Similarly, the authors argue that newspaper journalists produce their texts through an importantly similar process of improvisation, using a vivid and delicately responsive
sense of improvisation made by their readers, while oriented by professional and institutional requirements and by the ideology of this newspaper. Without this ability
to improvise in a way that is vividly sensitive to the improvisations being made by others, they would be unable to do their work. Journalists, therefore, gather a wide variety of their own experiences as interlocutors into more generalized responsiveness.

Therefore, there exists a mutually responsive feed cycle between the journalist and the public. This is what is meant by a community of improvisation, where there is a sense of one another as interlocutors either directly or through imagination and recollection.


The community is composed of not just, shared ideas, but also mutual gazes and mutual responses. There is a sense of mutability and historicity that runs throughout. As the conversation itself endures but both the participants, topics and attitudes can and do change continuously and mutability in the conversation occurs both on the small scale and the large.

This is typical for Valencia. Individuals will not have stable responses or opinions to news but will talk using a repertoire of culturally recognized landmarks. As they talk, they will be concerned not only with states of affairs and establishing the truth but also with the presentation of self in the competition and cooperation of social interaction.

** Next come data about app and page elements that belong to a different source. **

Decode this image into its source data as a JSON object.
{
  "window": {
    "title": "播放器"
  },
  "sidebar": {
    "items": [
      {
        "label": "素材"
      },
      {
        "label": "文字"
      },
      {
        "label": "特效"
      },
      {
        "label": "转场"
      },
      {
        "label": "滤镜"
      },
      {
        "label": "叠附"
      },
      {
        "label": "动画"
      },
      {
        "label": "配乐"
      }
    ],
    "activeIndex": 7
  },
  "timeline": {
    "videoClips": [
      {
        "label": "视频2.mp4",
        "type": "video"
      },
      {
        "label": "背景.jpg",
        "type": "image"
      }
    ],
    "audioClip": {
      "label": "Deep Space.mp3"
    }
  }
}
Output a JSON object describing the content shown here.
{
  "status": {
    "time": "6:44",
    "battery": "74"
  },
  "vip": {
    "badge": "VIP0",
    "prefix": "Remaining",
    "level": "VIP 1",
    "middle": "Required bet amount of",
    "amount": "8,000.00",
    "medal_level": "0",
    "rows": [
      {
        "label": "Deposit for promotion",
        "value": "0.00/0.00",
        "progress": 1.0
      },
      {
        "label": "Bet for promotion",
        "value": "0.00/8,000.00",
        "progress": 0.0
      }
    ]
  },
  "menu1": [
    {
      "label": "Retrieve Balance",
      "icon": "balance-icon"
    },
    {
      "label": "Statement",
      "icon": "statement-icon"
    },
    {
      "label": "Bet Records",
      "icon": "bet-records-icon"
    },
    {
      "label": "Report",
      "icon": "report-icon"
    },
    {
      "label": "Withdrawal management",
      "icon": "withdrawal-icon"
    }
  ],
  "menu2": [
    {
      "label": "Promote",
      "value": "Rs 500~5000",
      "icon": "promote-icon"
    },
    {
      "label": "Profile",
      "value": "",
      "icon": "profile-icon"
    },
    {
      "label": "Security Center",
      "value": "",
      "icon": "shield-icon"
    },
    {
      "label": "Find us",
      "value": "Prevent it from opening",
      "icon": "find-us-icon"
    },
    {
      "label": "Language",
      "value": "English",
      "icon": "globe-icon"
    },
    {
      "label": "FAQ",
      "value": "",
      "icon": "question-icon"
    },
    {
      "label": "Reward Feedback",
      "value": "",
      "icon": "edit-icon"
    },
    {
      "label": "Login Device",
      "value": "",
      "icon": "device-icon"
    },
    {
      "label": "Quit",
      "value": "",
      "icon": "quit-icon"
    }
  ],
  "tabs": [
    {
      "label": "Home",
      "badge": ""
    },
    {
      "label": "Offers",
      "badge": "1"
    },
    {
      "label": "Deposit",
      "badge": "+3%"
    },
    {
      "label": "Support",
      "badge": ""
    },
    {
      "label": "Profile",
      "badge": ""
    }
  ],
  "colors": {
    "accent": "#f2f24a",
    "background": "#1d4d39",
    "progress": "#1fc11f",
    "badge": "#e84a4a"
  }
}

An ethnographic research method traditionally, through participant observation, collects a number of utterances in a community, from different people, on different occasions and uses them to generalize and illustrate a monolithic culture.

The method suggested by the writers does not reject this disassembly, but instead suggests a corresponding work of reassembly so that details relevant and interesting are put back into the flow of experience on a small and large scale.

Along with participant observation, they recommend the addition of sensitivity to time, place and occasion, and a sense of historical time to achieve greater definition and interpretive force.

The proposed perspective is influenced by ethnomethodology or ‘California sociology’. It suggests that to regard social life as mutable and subject to individual action, is to ignore the larger powers and patterns that demonstrably hold sway among us. There is nothing specifically Spanish in the statements and changing attitudes of the subjects analyzed. Nonetheless, there are features that stand out, and recurring themes in conversations that are distinctly Spanish, or at least distinctly Mediterranean. There are also well-worn conversational manoeuvres that echo with much historical
experience of power and its abuse in the Mediterranean.

Such landmarks, therefore, are used to navigate through social life. People improvise based on certain landmark ideas and do not actually improvise freely without restraint. These landmarks constitute precisely what is thought of as Spanish culture, and so it may seem that there are fundamental principles underlying the mutability of improvisation. But we must also be alert to regard even landmarks themselves as the products of improvisation.

Machin, D. and Carrithers, M. (1996). From ‘interpretative communities’ to ‘communities of
improvisation’. Media, Culture & Society, 18(2), pp.343–352




Interlocutor: A person who takes part in conversation.

Ethnography: A method of research used in Anthropology based on participant observation to learn about lives and cultures of a particular group.

Something else you would like included in this glossary? Let us know here.